The meeting of the European Society for the Study of Interstitial Cystitis (ESSIC) was held this year in Göteborg, Sweden. It was well-attended with members and guests from the United States, Europe, Russia, and India. Interesting research abstracts, a special session on Hunner’s lesions, and invited lectures on a variety of topics comprised the stimulating agenda put together by Jorgen Nördling and the ESSIC Board of Directors and host Magnus Fall. Some of the highlights of this meeting follow.
Interstitial cystitis is a syndrome characterized by pelvic pain, urinary urgency/frequency, nocturia, and dyspareunia, with no other identifiable etiology. The clinical presentation of interstitial cystitis is similar to that of many other conditions commonly seen in female patients, including recurrent urinary tract infections, endometriosis, chronic pelvic pain, vulvodynia, and overactive bladder.
The Continence Promotion Committee (CPC) of the International Continence Society is observing the first World Continence Week from June 22nd through 28th. In the United States, members of the CPC and other organizations, including the Chicago Metro SUNA Chapter, will be holding a celebration in Chicago to mark the event. The celebration will focus on patient education and public awareness.

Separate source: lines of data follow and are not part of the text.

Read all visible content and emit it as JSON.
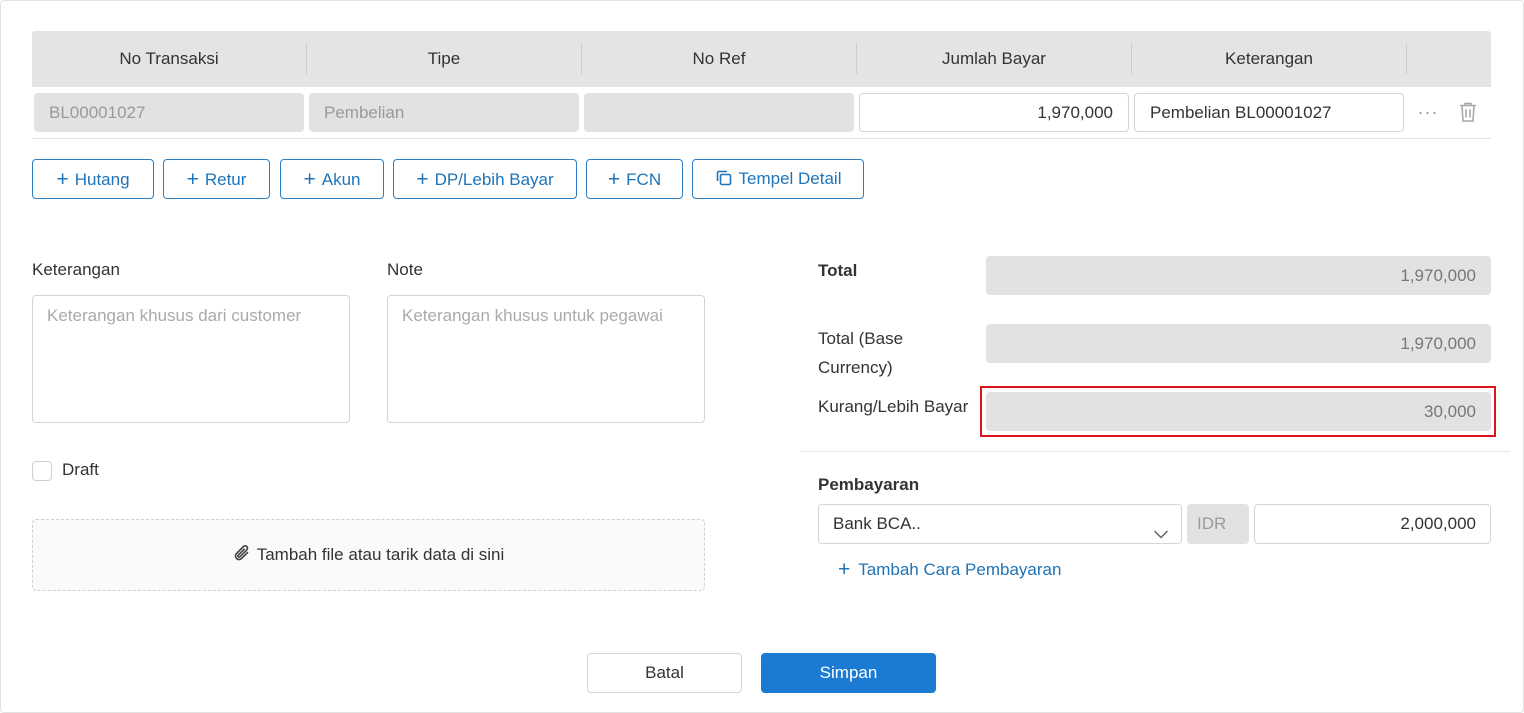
{
  "table": {
    "columns": [
      "No Transaksi",
      "Tipe",
      "No Ref",
      "Jumlah Bayar",
      "Keterangan"
    ],
    "row": {
      "no_transaksi": "BL00001027",
      "tipe": "Pembelian",
      "no_ref": "",
      "jumlah_bayar": "1,970,000",
      "keterangan": "Pembelian BL00001027",
      "more_glyph": "···"
    }
  },
  "add_buttons": {
    "hutang": "Hutang",
    "retur": "Retur",
    "akun": "Akun",
    "dp": "DP/Lebih Bayar",
    "fcn": "FCN",
    "tempel": "Tempel Detail",
    "plus_glyph": "+"
  },
  "form": {
    "keterangan_label": "Keterangan",
    "keterangan_placeholder": "Keterangan khusus dari customer",
    "note_label": "Note",
    "note_placeholder": "Keterangan khusus untuk pegawai",
    "draft_label": "Draft",
    "attach_text": "Tambah file atau tarik data di sini"
  },
  "summary": {
    "total_label": "Total",
    "total_value": "1,970,000",
    "total_base_label_1": "Total (Base",
    "total_base_label_2": "Currency)",
    "total_base_value": "1,970,000",
    "kurang_label": "Kurang/Lebih Bayar",
    "kurang_value": "30,000"
  },
  "payment": {
    "title": "Pembayaran",
    "method": "Bank BCA..",
    "currency": "IDR",
    "amount": "2,000,000",
    "add_label": "Tambah Cara Pembayaran"
  },
  "footer": {
    "cancel": "Batal",
    "save": "Simpan"
  },
  "colors": {
    "accent": "#1b7bd3",
    "highlight": "#d9141b"
  },
  "icons": {
    "trash": "trash-icon",
    "copy": "copy-icon",
    "paperclip": "paperclip-icon",
    "chevron": "chevron-down-icon",
    "more": "more-icon"
  }
}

To summarize recent population-based literature on the prevalence and consequences of urinary incontinence and overactive bladder (OAB) symptoms in women and describe our present knowledge regarding known risk factors. The prevalence of urinary incontinence in women ranged from 5 to 69%, with most studies reporting a prevalence of any urinary incontinence in the range of 25-45%.
- Interstitial Cystitis Network:

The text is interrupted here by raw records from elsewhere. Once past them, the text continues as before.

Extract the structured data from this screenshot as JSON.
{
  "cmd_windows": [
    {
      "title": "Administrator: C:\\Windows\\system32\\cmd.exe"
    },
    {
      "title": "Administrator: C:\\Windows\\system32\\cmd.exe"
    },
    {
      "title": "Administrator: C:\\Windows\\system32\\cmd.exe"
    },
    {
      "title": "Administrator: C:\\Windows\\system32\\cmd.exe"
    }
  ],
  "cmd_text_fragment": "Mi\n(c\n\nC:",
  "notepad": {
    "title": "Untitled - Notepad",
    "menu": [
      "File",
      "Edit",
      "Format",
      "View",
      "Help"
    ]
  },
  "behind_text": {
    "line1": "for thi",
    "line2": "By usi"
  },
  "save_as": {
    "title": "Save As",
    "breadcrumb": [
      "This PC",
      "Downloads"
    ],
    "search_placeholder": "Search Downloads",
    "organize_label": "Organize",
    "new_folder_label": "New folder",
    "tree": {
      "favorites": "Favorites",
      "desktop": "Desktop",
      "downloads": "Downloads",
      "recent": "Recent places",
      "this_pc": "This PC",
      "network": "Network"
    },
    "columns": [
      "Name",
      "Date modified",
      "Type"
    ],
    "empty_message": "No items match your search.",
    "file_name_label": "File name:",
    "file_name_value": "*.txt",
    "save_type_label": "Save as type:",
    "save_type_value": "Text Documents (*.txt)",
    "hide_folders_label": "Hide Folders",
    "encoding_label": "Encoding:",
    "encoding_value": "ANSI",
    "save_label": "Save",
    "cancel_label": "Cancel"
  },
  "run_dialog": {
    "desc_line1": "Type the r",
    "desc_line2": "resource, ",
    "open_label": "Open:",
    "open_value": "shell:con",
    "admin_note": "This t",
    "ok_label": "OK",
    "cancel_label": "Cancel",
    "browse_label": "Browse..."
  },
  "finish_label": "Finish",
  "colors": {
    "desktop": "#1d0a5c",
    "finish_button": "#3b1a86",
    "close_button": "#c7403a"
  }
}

“Urgency” is the cornerstone of the diagnosis of overactive bladder (OAB) as well as a common complaint of patients with BPS/IC. What the term actually refers to when used by patients remains problematic and the subject of some controversy. The International Continence Society defines it as a “sudden compelling desire to void that is difficult to defer”. The word sudden is designed to differentiate the sensation from the “urgency” that patients with BPS/IC complain of, but the distinction is quite vague in practice. Many believe that it is the reason for the urgency (fear of incontinence vs. pain) that should make the distinction.
After a year of prep work, we’ve finally launched a new series of ICN Videos featuring self-help tips, diet strategies, an orientation for newly diagnosed patients and more. The first few segments are below but we’d like to ask you what subjects you would like to see covered in future videos.
If you spend much time with older IC patients who were diagnosed with interstitial cystitis in 60’s, 70’s or 80’s, you’ll often hear scary stories about the “old” bladder therapies. Back then, infection was still considered the likely cause of IC thus treatments were often harsh, antiseptic and/or caustic to the bladder, particularly silver nitrate and Clorpactin. These therapies were considered so painful that they were usually done under general anesthesia and, even so, patients reported severe discomfort afterwards. Luckily, these therapies are now rarely used for IC because we have much newer treatments available, such as a rescue instillation.
Ranbaxy Pharmaceuticals Inc. (RPI) announced May 1st that it is conducting a voluntary recall of all lots of Nitrofurantoin (Monohydrate/Macrocrystals) Capsules, USP 100 mg currently on the market in the U.S. The recall is being conducted in coordination with the FDA and will be a retail level recall.
His signature in our support forum says it all. “Husband of a wonderful woman who struggles with IC.” ICN user CGOHEEN also rocks when it comes to cooking and adapting recipes to make them more IC friendly. We have included two of his submissions below but you’ll also find recipes for smoked ribs and cheesy potato soup in the ICN Support Forum.
Can you imagine how great it would feel to walk into a room filled with others who understand exactly what you’re going through?? Having IC is difficult at times and doing it alone is unnecessary. Why recreate the wheel and try to figure this out on your own when there are dozens of independent IC groups around the country who are waiting to help you!
The IC Network always has lots of great products for sale to help patients deal with their IC better. Check out the link above to see what’s new and what is currently available from the IC Network.